Public Sector Intervention, Economic Growth and Poverty Alleviation in Nigeria
Lloyd Amaghionyeodiwe ()
The IUP Journal of Public Finance, 2009, vol. VII, issue 2, 45-68
This study evaluates the issues of public sector intervention, economic growth and poverty alleviation programs in Nigeria, using secondary data covering the period 1960-2000. The study found that, economic growth in Nigeria was actually weakly pro-poor. And inopportunely, those who are far above the poverty line are the ones really enjoying the benefits of growth and the poverty alleviating programs in Nigeria, while those who are far below the poverty line kept on plummeting into more poverty. For the rural-urban dichotomy, economic growth in rural areas was slightly more pro-poor than in urban areas.
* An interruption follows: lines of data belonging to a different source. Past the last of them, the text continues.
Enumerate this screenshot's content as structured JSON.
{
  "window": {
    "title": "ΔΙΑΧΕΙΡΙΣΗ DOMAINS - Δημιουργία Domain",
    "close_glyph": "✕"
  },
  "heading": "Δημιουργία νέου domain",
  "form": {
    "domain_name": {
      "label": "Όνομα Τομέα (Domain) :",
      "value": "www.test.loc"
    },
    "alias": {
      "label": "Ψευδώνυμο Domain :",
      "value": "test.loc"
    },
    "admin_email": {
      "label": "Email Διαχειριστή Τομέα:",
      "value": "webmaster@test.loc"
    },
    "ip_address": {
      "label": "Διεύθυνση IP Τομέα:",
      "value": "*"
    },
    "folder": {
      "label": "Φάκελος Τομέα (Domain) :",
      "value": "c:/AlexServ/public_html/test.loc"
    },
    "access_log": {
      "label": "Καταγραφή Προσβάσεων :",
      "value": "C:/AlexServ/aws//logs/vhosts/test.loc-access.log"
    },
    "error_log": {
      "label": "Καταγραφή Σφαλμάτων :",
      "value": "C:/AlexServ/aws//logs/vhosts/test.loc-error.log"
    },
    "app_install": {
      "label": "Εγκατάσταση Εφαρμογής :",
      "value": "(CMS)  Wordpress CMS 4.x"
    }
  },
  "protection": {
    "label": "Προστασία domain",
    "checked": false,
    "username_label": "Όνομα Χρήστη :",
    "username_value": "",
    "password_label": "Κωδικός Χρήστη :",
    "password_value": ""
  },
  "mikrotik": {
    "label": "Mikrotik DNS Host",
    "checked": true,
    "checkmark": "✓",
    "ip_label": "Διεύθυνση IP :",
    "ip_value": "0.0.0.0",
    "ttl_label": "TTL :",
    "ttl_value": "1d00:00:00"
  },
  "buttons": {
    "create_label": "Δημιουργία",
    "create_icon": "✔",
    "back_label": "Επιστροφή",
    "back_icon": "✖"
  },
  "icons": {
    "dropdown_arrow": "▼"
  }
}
The overall growth in Nigeria is not necessarily always pro-poor and thus has not contributed much to poverty alleviation, despite all the programs put in place by the federal government.
References: Add references at CitEc
Citations: Track citations by RSS feed
There are no downloads for this item, see the EconPapers FAQ for hints about obtaining it.
This item may be available elsewhere in EconPapers: Search for items with the same title.
Export reference: BibTeX
RIS (EndNote, ProCite, RefMan)
Persistent link: https://EconPapers.repec.org/RePEc:icf:icfjpf:v:07:y:2009:i:2:p:45-68
Access Statistics for this article
More articles in The IUP Journal of Public Finance from IUP Publications
Bibliographic data for series maintained by G R K Murty ().